It is estimated that up to 2,100 of Westmeath’s motorists could be driving without insurance, according to a new study.
According to Brian McNelis, director of general services at the Irish Brokers Association, “There are 35,700 licensed private cars in Westmeath and it’s estimated that 2,100 of these could be uninsured.
“What the general public in Westmeath may not know is that these uninsured drivers could be indirectly costing them an additional €30 on their annual car insurance premiums.”
Between 5 and 6 per cent of the Irish population are thought to be going without motor insurance, and the Irish Brokers Association has called on the State to confiscate the cars of those who drive without insurance as they believe that the current penalty mechanism isn’t working.
The representative body says that those who drive without insurance should consider the high penalties for themselves and for others if they are involved in an accident and that where someone is found to be driving an uninsured vehicle it should be impounded immediately and potentially sold or crushed.
Figures show that 2,286 claims payments were made by the Motor Insurer’s Bureau of Ireland (MIBI ) in 2010 totalling €58.9m in claims compensation, legal, and medical costs caused by uninsured and untraced drivers.
Claims are paid by the MIBI, which is 100 per cent funded by the motor insurers and the funds to pay for such claims come out of the insurance premiums paid by other drivers - approximately €30 per driver.
“We feel that the current penalties are not acting as a sufficient deterrent and would urge compliant drivers to report those that don’t have insurance as they are ultimately paying their insurance for them,” said Mr McNelis.
Motor insurance offences are punishable by a fine of up to €2,500, disqualification of one year or more for a first offence and two years or more for a second offence, and, at the discretion of the court, a term of imprisonment not exceeding six months, though these maximum penalties are rarely imposed.
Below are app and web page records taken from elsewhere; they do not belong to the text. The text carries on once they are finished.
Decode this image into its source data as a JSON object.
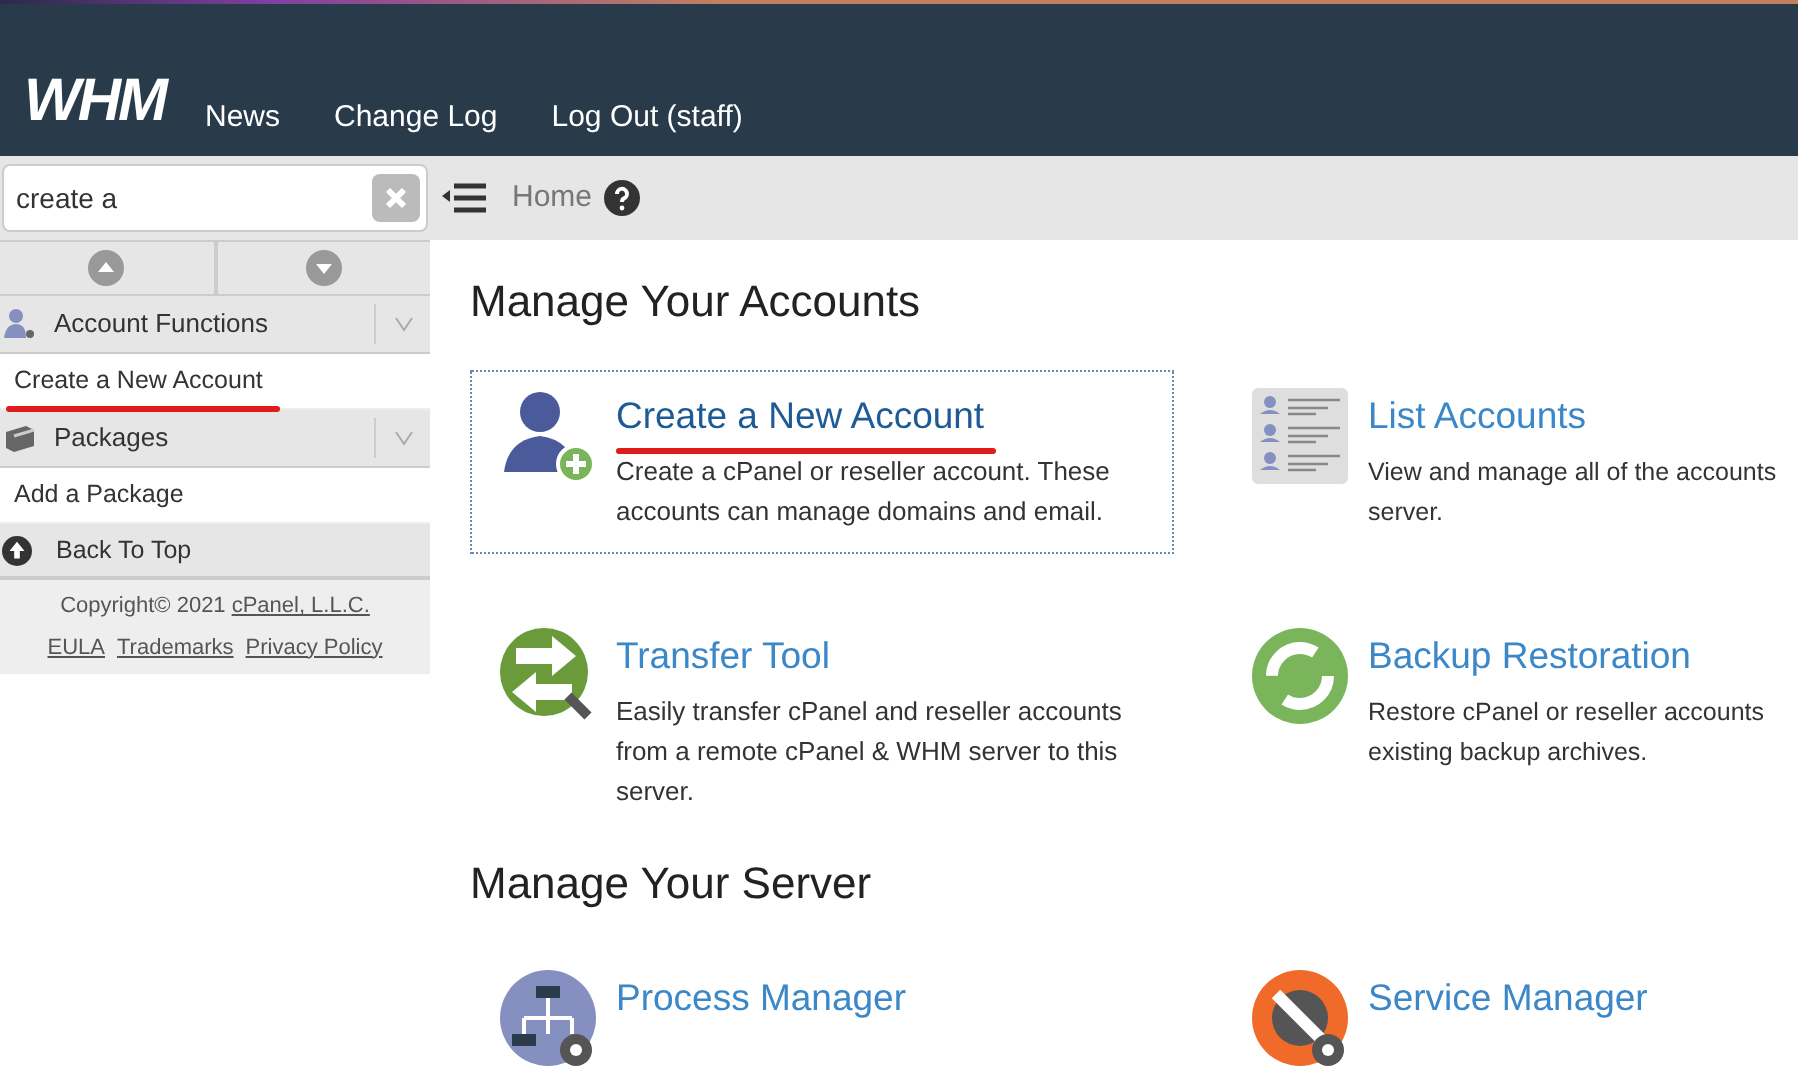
{
  "header": {
    "logo": "WHM",
    "nav": [
      "News",
      "Change Log",
      "Log Out (staff)"
    ]
  },
  "search": {
    "value": "create a"
  },
  "breadcrumb": {
    "label": "Home"
  },
  "sidebar": {
    "groups": [
      {
        "title": "Account Functions",
        "kind": "user",
        "items": [
          {
            "label": "Create a New Account",
            "marked": true
          }
        ]
      },
      {
        "title": "Packages",
        "kind": "package",
        "items": [
          {
            "label": "Add a Package",
            "marked": false
          }
        ]
      }
    ],
    "back_to_top": "Back To Top",
    "copyright": "Copyright© 2021",
    "company_link": "cPanel, L.L.C.",
    "footer_links": [
      "EULA",
      "Trademarks",
      "Privacy Policy"
    ]
  },
  "sections": [
    {
      "title": "Manage Your Accounts",
      "apps": [
        {
          "kind": "user-add",
          "title": "Create a New Account",
          "description": "Create a cPanel or reseller account. These accounts can manage domains and email.",
          "selected": true,
          "marked": true
        },
        {
          "kind": "list",
          "title": "List Accounts",
          "description": "View and manage all of the accounts",
          "description_2": "server.",
          "selected": false,
          "marked": false
        },
        {
          "kind": "transfer",
          "title": "Transfer Tool",
          "description": "Easily transfer cPanel and reseller accounts from a remote cPanel & WHM server to this server.",
          "selected": false,
          "marked": false
        },
        {
          "kind": "backup",
          "title": "Backup Restoration",
          "description": "Restore cPanel or reseller accounts",
          "description_2": "existing backup archives.",
          "selected": false,
          "marked": false
        }
      ]
    },
    {
      "title": "Manage Your Server",
      "apps": [
        {
          "kind": "process",
          "title": "Process Manager",
          "selected": false,
          "marked": false
        },
        {
          "kind": "service",
          "title": "Service Manager",
          "selected": false,
          "marked": false
        }
      ]
    }
  ]
}
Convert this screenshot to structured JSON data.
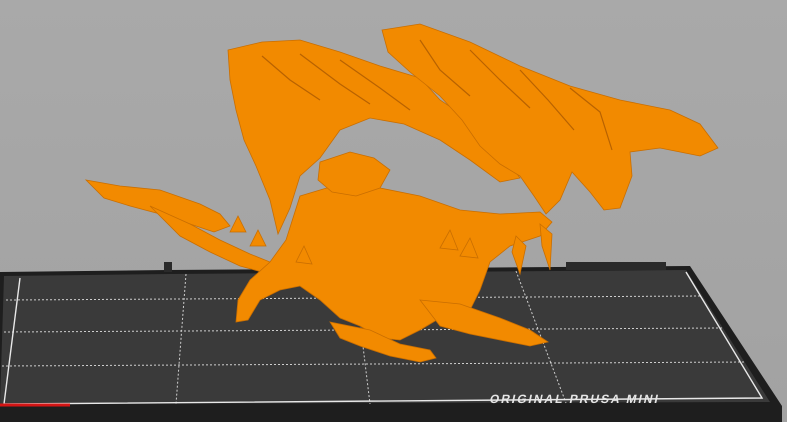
{
  "viewport": {
    "background_color": "#a6a6a6",
    "model_color": "#f28a00",
    "bed_color": "#3b3b3b",
    "bed_edge_color": "#1c1c1c",
    "grid_color": "#d9d9d9",
    "axis_x_color": "#d51515"
  },
  "bed": {
    "label": "ORIGINAL PRUSA MINI"
  },
  "model": {
    "icon": "dragon-model"
  }
}
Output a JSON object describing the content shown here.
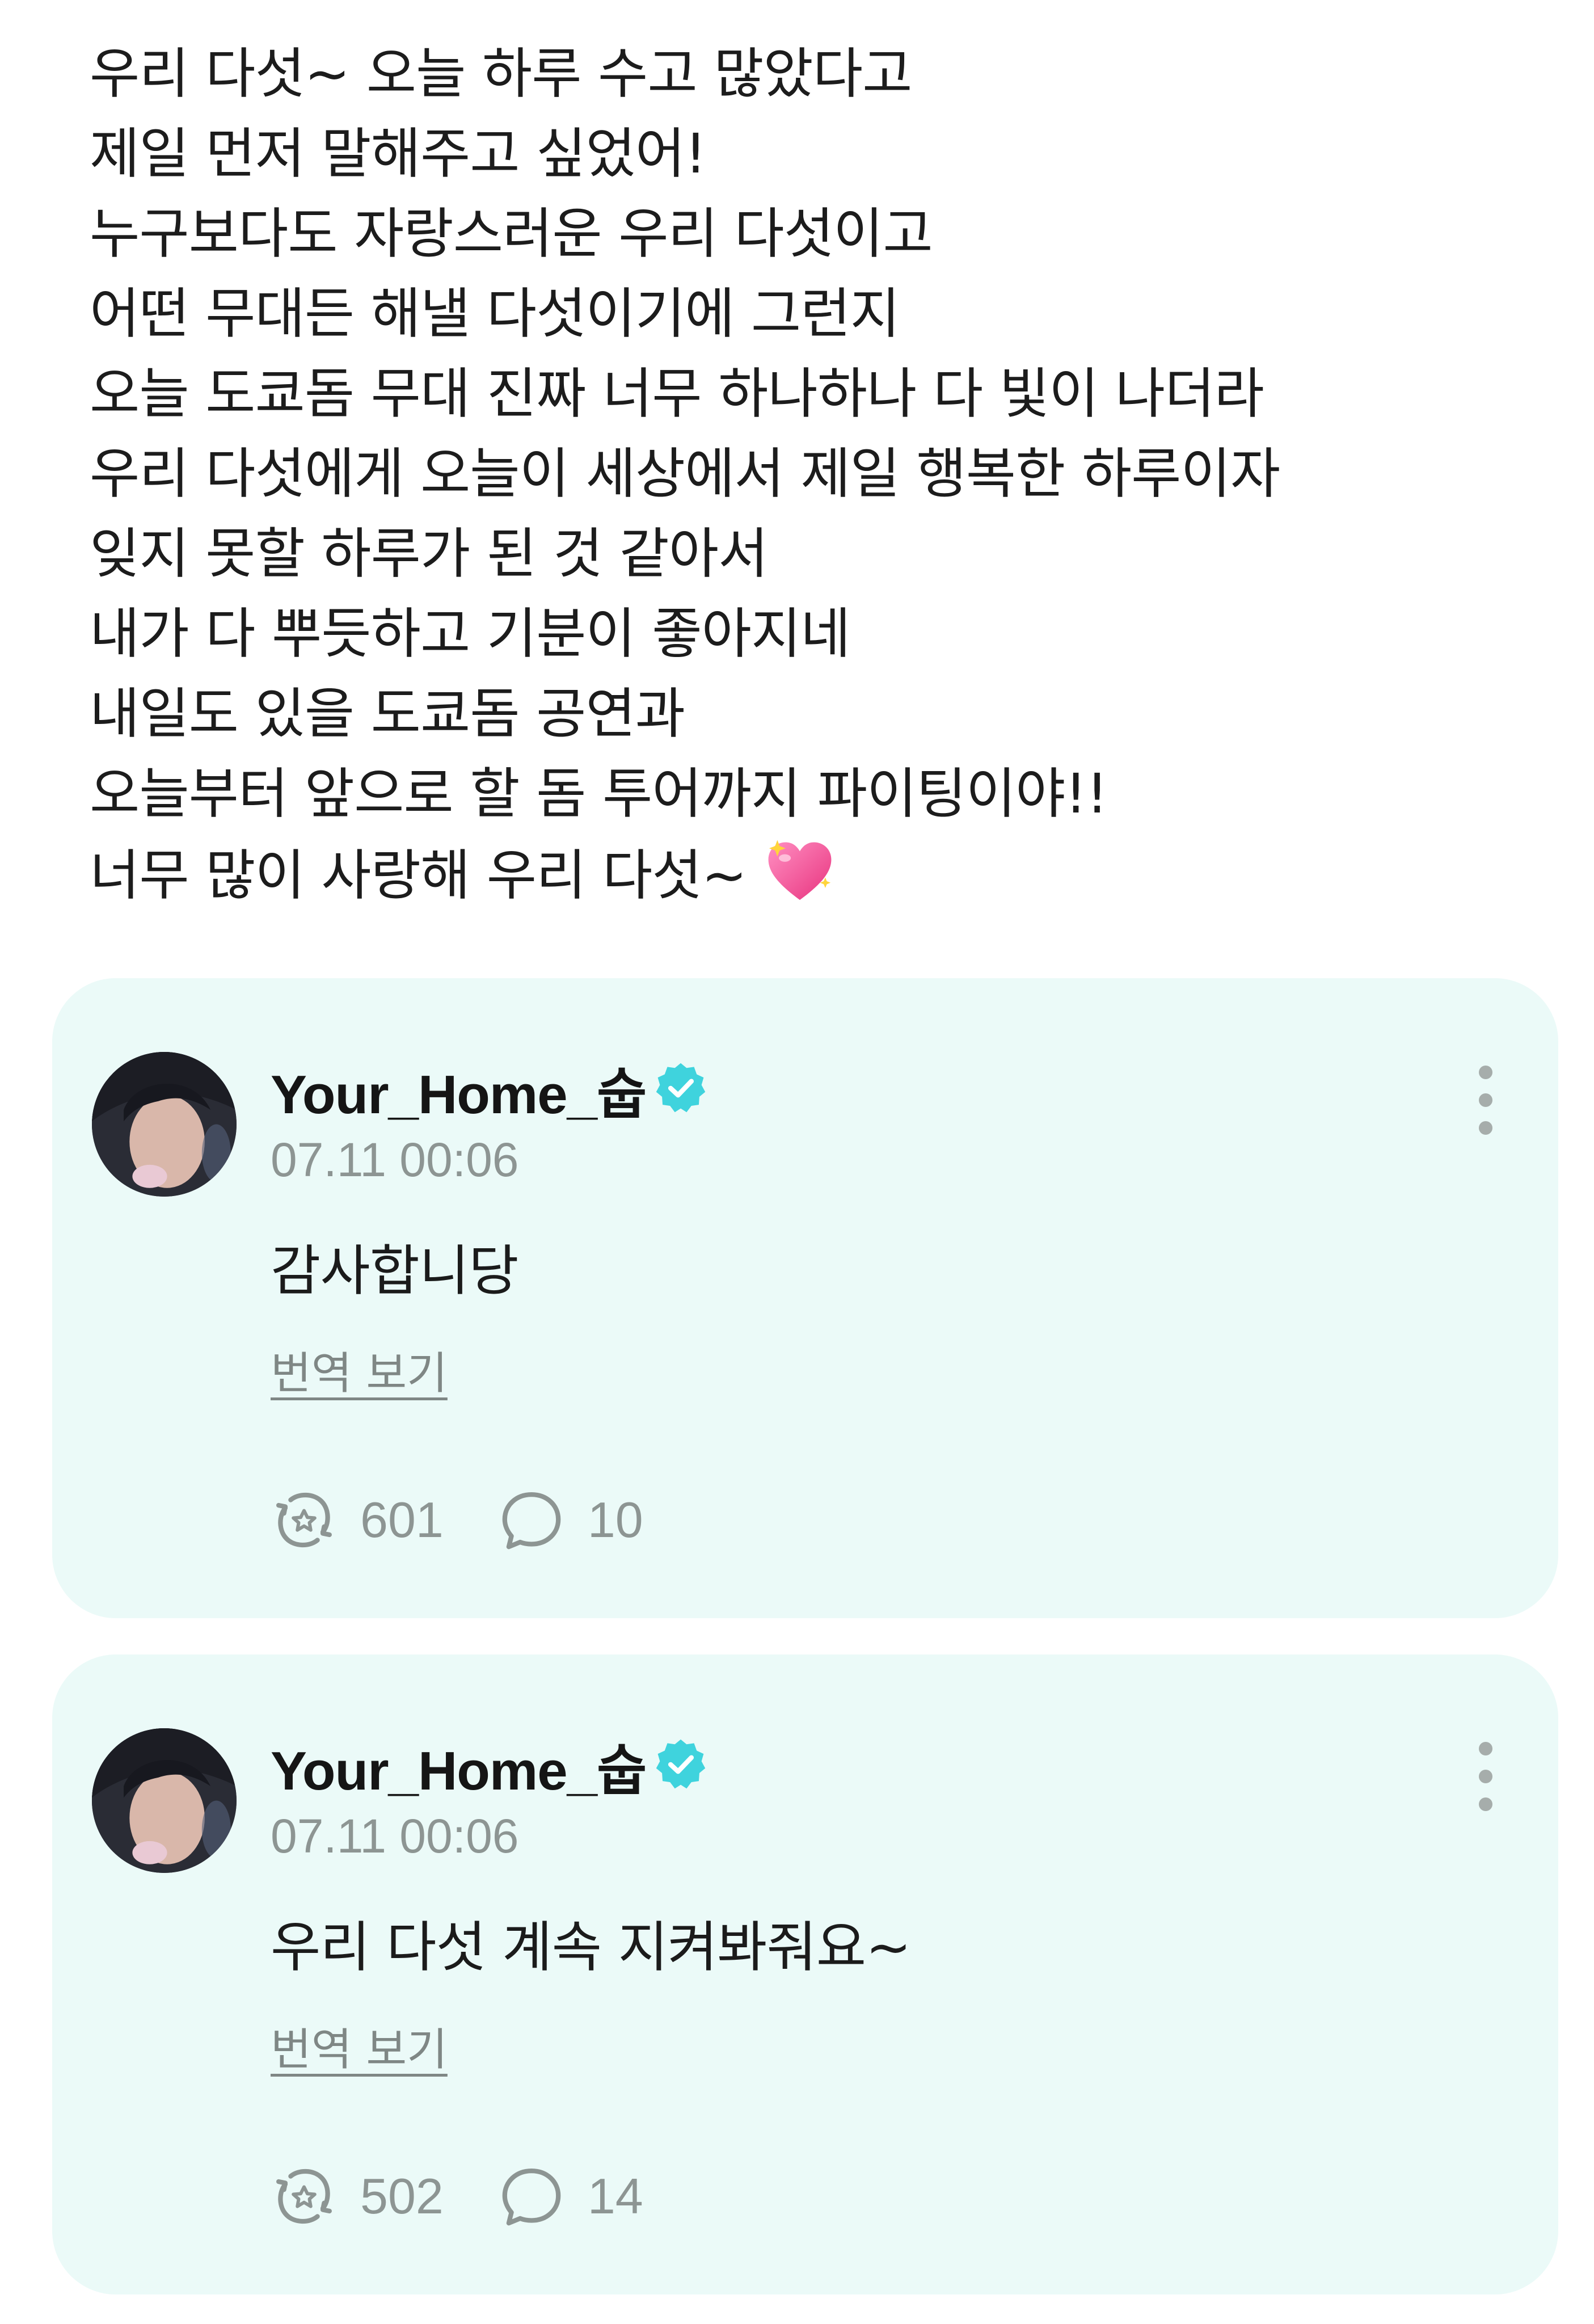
{
  "post": {
    "lines": [
      "우리 다섯~ 오늘 하루 수고 많았다고",
      "제일 먼저 말해주고 싶었어!",
      "누구보다도 자랑스러운 우리 다섯이고",
      "어떤 무대든 해낼 다섯이기에 그런지",
      "오늘 도쿄돔 무대 진짜 너무 하나하나 다 빛이 나더라",
      "우리 다섯에게 오늘이 세상에서 제일 행복한 하루이자",
      "잊지 못할 하루가 된 것 같아서",
      "내가 다 뿌듯하고 기분이 좋아지네",
      "내일도 있을 도쿄돔 공연과",
      "오늘부터 앞으로 할 돔 투어까지 파이팅이야!!",
      "너무 많이 사랑해 우리 다섯~"
    ],
    "emoji": "sparkling-heart"
  },
  "replies": [
    {
      "username": "Your_Home_숩",
      "verified": true,
      "timestamp": "07.11 00:06",
      "text": "감사합니당",
      "translate_label": "번역 보기",
      "repost_count": "601",
      "comment_count": "10"
    },
    {
      "username": "Your_Home_숩",
      "verified": true,
      "timestamp": "07.11 00:06",
      "text": "우리 다섯 계속 지켜봐줘요~",
      "translate_label": "번역 보기",
      "repost_count": "502",
      "comment_count": "14"
    }
  ],
  "colors": {
    "card_background": "#ebfaf8",
    "verified_badge": "#3fd3dd",
    "muted_text": "#8d9593"
  }
}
Where the court decides not to impose a disqualification, drivers convicted of a first offence of driving without insurance will incur 5 penalty points on their licence record in addition to any other penalty imposed by the court.
Mr McNelis concluded, “However, if claims grow, so too will the amount insurers need to contribute to the MIBI... which means that these increased costs will be borne by consumers in general. This is unfair on those who are compliant and pay annually for their motor insurance”.